Exercise directions — Would you show every line from the records that holds "kind"?

** Opening Material shown block **

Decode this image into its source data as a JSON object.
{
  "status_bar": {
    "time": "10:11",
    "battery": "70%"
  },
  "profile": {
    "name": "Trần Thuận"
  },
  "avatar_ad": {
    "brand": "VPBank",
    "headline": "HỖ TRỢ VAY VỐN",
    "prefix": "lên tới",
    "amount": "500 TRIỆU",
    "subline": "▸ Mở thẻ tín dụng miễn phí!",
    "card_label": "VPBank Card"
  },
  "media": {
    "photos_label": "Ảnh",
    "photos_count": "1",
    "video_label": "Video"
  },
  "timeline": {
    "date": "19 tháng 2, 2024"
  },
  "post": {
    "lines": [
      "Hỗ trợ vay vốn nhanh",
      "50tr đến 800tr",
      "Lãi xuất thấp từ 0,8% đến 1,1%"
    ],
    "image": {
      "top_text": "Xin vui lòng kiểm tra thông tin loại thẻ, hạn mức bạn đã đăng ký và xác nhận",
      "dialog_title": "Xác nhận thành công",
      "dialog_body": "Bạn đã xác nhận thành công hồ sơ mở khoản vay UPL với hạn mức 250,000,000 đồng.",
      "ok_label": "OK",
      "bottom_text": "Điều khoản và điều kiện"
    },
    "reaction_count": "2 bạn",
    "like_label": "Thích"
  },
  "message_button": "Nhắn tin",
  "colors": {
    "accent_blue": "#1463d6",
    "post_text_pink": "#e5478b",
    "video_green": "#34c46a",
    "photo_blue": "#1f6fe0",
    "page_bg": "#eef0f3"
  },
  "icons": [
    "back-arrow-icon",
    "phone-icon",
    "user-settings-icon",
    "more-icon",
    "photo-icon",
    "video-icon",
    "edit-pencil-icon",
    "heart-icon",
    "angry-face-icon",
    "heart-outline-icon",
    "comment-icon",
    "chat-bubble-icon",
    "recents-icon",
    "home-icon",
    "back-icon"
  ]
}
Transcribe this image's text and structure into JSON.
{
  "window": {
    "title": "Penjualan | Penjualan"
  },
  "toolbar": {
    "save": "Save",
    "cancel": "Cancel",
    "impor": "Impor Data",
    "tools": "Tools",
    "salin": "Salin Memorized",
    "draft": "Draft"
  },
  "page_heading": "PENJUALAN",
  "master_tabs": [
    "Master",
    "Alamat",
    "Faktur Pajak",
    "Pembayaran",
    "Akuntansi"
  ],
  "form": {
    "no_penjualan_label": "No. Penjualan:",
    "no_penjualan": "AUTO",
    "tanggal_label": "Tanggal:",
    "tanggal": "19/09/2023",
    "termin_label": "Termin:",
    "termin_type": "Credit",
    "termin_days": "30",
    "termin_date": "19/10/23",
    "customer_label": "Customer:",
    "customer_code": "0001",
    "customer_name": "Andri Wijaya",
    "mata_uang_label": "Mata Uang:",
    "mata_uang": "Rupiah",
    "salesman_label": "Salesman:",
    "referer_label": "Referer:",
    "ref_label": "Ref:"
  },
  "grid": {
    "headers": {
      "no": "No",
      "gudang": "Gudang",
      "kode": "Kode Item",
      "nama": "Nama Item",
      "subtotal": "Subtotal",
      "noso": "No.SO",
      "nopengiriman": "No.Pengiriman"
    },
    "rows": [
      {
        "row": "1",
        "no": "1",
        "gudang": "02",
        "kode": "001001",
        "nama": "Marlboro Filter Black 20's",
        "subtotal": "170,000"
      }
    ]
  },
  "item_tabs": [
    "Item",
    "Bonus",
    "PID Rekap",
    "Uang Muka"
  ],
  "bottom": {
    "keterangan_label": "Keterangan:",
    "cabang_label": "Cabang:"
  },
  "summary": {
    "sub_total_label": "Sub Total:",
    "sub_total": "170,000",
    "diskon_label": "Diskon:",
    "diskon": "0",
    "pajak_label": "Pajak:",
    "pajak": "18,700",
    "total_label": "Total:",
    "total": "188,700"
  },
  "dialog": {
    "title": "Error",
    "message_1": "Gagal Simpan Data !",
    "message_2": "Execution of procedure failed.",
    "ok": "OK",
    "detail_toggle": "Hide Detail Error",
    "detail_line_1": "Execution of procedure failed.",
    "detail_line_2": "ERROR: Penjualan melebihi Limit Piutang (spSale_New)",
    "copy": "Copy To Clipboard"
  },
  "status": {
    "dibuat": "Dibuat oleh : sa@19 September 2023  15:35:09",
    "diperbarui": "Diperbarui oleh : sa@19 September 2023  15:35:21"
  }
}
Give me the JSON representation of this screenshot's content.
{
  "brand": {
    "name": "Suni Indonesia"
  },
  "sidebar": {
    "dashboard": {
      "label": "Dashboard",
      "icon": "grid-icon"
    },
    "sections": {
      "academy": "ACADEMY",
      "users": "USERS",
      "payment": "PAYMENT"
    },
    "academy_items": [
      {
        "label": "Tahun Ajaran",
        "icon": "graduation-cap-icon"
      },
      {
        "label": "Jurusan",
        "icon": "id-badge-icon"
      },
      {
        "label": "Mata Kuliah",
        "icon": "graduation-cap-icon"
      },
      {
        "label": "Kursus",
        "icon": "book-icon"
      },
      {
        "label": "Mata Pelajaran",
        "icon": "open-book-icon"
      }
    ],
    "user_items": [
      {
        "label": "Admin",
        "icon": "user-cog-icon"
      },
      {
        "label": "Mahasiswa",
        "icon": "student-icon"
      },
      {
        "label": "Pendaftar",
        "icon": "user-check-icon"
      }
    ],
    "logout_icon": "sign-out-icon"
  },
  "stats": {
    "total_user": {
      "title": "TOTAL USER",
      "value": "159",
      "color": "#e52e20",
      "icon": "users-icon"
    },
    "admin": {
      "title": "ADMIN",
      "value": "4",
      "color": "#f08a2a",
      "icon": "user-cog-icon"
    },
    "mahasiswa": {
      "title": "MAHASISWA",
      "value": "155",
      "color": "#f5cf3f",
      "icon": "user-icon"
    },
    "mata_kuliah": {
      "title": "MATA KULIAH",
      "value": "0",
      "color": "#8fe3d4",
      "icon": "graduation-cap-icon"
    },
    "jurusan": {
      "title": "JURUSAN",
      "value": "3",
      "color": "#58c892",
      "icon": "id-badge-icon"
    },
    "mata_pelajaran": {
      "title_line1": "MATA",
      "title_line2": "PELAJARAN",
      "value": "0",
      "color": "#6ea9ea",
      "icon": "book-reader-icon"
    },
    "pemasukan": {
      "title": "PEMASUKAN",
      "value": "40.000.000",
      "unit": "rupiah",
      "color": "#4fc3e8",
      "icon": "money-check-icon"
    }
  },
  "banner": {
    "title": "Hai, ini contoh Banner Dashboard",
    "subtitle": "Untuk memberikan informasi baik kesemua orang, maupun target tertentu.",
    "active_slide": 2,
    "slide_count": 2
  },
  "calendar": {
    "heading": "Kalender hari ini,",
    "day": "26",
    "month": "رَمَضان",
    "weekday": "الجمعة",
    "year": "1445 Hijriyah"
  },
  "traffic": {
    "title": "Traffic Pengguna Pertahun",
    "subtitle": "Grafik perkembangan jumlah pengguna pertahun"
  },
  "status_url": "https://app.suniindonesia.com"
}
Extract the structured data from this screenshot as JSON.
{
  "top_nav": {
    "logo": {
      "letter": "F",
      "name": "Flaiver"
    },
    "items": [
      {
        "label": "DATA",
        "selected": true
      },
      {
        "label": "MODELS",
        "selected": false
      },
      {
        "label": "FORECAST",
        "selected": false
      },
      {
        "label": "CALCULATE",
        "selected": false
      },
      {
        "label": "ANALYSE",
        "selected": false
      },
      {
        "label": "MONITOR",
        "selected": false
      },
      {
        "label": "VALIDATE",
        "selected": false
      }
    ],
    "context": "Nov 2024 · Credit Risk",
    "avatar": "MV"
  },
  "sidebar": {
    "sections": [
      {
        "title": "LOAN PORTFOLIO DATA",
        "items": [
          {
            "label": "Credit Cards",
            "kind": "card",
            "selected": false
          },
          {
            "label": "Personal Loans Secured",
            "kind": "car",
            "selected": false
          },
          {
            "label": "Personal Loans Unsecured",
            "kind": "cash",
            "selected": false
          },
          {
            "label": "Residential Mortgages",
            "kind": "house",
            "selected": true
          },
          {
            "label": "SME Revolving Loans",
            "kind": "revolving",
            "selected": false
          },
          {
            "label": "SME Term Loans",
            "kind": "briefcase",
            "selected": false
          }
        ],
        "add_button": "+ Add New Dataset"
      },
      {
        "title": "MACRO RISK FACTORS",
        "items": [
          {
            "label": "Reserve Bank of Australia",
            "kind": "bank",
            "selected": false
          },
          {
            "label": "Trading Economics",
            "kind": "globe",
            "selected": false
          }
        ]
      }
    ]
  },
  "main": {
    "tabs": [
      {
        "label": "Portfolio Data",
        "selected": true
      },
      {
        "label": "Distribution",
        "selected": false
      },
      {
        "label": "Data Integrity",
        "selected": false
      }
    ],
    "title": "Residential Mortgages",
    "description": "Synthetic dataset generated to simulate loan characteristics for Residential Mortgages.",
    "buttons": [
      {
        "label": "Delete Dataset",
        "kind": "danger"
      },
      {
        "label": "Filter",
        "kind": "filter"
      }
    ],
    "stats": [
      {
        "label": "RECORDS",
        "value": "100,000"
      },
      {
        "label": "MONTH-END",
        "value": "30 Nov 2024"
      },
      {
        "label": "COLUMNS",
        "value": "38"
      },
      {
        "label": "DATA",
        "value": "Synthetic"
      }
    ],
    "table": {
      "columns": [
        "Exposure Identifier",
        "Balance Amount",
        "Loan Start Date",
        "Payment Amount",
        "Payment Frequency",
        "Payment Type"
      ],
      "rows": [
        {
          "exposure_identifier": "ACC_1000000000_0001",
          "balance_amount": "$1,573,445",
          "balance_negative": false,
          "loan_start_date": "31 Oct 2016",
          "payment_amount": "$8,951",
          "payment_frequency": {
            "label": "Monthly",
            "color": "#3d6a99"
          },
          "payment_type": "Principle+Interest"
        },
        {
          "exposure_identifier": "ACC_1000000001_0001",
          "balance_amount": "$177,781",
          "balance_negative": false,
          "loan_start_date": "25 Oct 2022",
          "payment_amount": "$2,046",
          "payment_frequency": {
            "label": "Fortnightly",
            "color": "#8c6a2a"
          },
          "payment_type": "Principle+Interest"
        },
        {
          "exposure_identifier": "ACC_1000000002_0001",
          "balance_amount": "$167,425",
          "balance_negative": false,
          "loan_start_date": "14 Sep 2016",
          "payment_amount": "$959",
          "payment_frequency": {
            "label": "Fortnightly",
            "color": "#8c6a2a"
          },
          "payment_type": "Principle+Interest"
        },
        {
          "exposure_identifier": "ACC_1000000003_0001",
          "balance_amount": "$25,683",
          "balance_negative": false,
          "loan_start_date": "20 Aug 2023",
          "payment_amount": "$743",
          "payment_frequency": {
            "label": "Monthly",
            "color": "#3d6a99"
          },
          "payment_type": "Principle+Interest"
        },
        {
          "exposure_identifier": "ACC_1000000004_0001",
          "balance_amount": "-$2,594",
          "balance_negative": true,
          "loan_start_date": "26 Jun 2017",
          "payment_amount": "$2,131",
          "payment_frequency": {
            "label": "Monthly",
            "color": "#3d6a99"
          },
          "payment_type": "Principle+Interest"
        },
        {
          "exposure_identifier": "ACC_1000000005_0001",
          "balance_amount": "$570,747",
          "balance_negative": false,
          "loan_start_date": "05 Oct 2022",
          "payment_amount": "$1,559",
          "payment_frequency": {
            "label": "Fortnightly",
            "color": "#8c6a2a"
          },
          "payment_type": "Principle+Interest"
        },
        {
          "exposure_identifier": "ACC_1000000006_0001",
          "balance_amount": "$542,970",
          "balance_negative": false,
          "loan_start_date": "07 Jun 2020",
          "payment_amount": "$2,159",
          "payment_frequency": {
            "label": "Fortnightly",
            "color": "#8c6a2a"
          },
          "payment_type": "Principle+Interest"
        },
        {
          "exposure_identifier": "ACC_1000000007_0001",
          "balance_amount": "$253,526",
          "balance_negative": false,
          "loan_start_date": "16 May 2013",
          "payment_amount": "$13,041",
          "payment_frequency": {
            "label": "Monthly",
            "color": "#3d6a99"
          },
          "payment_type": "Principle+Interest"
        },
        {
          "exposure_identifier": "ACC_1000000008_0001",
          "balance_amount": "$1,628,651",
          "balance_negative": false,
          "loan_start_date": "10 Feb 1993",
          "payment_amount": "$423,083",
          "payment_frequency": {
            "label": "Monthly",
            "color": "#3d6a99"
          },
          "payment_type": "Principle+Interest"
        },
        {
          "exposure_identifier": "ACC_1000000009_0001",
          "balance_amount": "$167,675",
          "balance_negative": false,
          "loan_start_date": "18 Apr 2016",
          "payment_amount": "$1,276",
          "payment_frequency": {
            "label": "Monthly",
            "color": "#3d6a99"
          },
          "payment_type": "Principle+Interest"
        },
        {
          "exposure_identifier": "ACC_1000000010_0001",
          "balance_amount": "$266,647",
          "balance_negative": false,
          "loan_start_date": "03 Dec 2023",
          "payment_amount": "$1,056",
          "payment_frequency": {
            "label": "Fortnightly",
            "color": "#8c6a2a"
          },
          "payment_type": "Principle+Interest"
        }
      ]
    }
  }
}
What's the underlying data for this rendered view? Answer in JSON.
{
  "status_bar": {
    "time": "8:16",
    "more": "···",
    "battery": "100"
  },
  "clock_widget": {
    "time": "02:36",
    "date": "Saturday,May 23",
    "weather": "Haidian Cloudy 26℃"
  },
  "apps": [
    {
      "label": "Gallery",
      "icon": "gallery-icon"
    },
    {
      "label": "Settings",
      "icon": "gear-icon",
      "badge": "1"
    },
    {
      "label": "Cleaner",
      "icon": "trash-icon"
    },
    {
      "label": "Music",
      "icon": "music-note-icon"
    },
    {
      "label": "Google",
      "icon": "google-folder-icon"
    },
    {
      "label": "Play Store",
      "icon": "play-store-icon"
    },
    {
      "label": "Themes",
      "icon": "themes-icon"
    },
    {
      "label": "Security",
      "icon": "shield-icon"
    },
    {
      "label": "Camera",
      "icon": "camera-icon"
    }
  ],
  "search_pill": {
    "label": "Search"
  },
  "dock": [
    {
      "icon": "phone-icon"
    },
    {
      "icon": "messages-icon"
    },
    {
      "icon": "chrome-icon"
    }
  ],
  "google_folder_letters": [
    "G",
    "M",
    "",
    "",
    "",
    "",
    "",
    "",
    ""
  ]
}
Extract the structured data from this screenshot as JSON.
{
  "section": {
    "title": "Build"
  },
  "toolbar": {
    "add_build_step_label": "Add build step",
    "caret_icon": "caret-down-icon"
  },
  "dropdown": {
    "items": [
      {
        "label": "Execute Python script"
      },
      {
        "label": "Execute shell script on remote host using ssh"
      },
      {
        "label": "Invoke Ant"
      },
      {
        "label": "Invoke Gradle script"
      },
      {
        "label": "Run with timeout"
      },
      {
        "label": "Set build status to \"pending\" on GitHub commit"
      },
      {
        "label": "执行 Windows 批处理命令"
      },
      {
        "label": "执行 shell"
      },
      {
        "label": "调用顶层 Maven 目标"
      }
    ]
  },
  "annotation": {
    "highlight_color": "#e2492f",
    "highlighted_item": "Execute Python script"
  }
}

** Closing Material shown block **

Response area —
            "kind": "card",
            "kind": "car",
            "kind": "cash",
            "kind": "house",
            "kind": "revolving",
            "kind": "briefcase",
            "kind": "bank",
            "kind": "globe",
        "kind": "danger"
        "kind": "filter"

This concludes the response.